▶ Description of the task: Copy each line below exactly.

▶ Data provided:
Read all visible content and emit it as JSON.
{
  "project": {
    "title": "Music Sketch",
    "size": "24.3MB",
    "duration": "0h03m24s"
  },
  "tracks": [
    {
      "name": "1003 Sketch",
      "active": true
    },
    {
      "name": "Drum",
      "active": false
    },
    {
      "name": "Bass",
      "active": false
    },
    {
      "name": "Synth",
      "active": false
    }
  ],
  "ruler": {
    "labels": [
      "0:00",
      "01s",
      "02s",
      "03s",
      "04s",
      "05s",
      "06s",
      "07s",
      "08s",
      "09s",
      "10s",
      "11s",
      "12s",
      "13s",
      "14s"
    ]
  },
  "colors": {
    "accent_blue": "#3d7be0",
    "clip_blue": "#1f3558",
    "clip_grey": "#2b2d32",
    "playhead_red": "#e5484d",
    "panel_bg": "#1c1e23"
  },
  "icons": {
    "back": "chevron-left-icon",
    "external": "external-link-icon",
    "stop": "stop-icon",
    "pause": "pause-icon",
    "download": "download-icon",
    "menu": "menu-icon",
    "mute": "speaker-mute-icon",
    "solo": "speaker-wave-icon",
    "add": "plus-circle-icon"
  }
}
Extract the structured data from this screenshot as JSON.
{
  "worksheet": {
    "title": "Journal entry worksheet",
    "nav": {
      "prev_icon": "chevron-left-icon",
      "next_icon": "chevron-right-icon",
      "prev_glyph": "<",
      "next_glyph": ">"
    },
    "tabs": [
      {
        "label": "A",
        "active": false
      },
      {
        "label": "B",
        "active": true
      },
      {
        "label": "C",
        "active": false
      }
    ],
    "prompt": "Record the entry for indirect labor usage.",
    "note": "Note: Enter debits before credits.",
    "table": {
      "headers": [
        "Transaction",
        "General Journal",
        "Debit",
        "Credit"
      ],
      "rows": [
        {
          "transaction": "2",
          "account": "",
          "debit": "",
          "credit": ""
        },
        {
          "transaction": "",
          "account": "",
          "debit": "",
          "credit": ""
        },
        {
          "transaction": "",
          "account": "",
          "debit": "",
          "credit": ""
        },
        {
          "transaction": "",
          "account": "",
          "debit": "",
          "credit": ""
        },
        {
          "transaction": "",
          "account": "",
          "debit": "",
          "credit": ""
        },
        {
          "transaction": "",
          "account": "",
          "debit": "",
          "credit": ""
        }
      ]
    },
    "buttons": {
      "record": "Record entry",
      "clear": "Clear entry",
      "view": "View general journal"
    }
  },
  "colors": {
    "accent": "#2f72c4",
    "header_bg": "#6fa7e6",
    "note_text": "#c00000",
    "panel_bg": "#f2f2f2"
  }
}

▶ Written reply:
Read all visible content and emit it as JSON.
{
  "project": {
    "title": "Music Sketch",
    "size": "24.3MB",
    "duration": "0h03m24s"
  },
  "tracks": [
    {
      "name": "1003 Sketch",
      "active": true
    },
    {
      "name": "Drum",
      "active": false
    },
    {
      "name": "Bass",
      "active": false
    },
    {
      "name": "Synth",
      "active": false
    }
  ],
  "ruler": {
    "labels": [
      "0:00",
      "01s",
      "02s",
      "03s",
      "04s",
      "05s",
      "06s",
      "07s",
      "08s",
      "09s",
      "10s",
      "11s",
      "12s",
      "13s",
      "14s"
    ]
  },
  "colors": {
    "accent_blue": "#3d7be0",
    "clip_blue": "#1f3558",
    "clip_grey": "#2b2d32",
    "playhead_red": "#e5484d",
    "panel_bg": "#1c1e23"
  },
  "icons": {
    "back": "chevron-left-icon",
    "external": "external-link-icon",
    "stop": "stop-icon",
    "pause": "pause-icon",
    "download": "download-icon",
    "menu": "menu-icon",
    "mute": "speaker-mute-icon",
    "solo": "speaker-wave-icon",
    "add": "plus-circle-icon"
  }
}
Extract the structured data from this screenshot as JSON.
{
  "worksheet": {
    "title": "Journal entry worksheet",
    "nav": {
      "prev_icon": "chevron-left-icon",
      "next_icon": "chevron-right-icon",
      "prev_glyph": "<",
      "next_glyph": ">"
    },
    "tabs": [
      {
        "label": "A",
        "active": false
      },
      {
        "label": "B",
        "active": true
      },
      {
        "label": "C",
        "active": false
      }
    ],
    "prompt": "Record the entry for indirect labor usage.",
    "note": "Note: Enter debits before credits.",
    "table": {
      "headers": [
        "Transaction",
        "General Journal",
        "Debit",
        "Credit"
      ],
      "rows": [
        {
          "transaction": "2",
          "account": "",
          "debit": "",
          "credit": ""
        },
        {
          "transaction": "",
          "account": "",
          "debit": "",
          "credit": ""
        },
        {
          "transaction": "",
          "account": "",
          "debit": "",
          "credit": ""
        },
        {
          "transaction": "",
          "account": "",
          "debit": "",
          "credit": ""
        },
        {
          "transaction": "",
          "account": "",
          "debit": "",
          "credit": ""
        },
        {
          "transaction": "",
          "account": "",
          "debit": "",
          "credit": ""
        }
      ]
    },
    "buttons": {
      "record": "Record entry",
      "clear": "Clear entry",
      "view": "View general journal"
    }
  },
  "colors": {
    "accent": "#2f72c4",
    "header_bg": "#6fa7e6",
    "note_text": "#c00000",
    "panel_bg": "#f2f2f2"
  }
}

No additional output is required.